··· GIVEN RECORDS
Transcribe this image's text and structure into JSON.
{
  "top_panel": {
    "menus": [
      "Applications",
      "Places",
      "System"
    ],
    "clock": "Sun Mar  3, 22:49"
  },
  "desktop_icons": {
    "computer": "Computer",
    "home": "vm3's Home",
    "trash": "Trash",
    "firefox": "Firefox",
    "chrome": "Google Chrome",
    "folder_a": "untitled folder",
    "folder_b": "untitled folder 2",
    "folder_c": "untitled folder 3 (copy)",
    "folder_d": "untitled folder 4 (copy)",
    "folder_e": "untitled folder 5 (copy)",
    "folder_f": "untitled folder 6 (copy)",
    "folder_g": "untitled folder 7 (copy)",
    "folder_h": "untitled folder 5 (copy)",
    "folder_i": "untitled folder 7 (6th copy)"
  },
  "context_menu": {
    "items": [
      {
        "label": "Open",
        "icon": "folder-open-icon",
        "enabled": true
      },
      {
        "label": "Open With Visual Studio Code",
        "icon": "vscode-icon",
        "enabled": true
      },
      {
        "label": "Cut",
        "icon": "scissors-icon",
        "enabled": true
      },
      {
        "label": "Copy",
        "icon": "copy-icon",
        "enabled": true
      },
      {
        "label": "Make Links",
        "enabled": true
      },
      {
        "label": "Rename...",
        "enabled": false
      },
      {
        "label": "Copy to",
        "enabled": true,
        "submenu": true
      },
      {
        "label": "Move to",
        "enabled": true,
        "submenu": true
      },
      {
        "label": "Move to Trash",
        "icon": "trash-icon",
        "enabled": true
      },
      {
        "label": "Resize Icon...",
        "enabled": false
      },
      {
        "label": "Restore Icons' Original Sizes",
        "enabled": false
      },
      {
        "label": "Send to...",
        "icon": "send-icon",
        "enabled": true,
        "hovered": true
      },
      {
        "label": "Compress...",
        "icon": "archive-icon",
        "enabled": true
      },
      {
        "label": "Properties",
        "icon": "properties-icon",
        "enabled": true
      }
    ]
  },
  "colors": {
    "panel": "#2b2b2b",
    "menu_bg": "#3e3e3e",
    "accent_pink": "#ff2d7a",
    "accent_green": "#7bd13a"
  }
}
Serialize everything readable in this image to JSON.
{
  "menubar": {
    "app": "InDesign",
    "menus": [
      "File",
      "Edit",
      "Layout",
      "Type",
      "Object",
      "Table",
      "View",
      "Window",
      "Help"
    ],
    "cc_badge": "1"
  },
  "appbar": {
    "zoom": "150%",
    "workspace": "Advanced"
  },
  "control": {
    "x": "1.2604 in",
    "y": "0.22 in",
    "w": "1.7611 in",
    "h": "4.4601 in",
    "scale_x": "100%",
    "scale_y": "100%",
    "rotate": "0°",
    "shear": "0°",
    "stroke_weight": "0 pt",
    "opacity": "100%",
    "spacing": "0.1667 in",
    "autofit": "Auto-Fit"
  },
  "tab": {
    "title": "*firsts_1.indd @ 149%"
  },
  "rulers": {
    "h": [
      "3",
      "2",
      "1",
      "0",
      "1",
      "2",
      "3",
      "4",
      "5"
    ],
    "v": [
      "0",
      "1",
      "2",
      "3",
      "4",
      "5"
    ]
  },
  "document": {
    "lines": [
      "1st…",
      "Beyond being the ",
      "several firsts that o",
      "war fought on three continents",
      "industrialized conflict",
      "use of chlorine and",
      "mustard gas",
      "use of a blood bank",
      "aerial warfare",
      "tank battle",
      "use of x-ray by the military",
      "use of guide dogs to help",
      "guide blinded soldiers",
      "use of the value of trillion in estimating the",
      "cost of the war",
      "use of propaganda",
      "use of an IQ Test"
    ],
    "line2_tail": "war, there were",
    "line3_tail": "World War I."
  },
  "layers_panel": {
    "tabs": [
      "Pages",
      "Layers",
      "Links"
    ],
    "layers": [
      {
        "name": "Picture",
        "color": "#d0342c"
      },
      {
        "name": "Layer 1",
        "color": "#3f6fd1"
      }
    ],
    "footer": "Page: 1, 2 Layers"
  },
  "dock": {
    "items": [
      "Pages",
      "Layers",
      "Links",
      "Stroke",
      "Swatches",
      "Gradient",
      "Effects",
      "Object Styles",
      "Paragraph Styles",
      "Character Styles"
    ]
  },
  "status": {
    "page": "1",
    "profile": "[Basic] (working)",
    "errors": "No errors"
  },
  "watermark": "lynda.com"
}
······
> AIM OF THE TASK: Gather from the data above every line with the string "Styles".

> RESULT:
      "Object Styles",
      "Paragraph Styles",
      "Character Styles"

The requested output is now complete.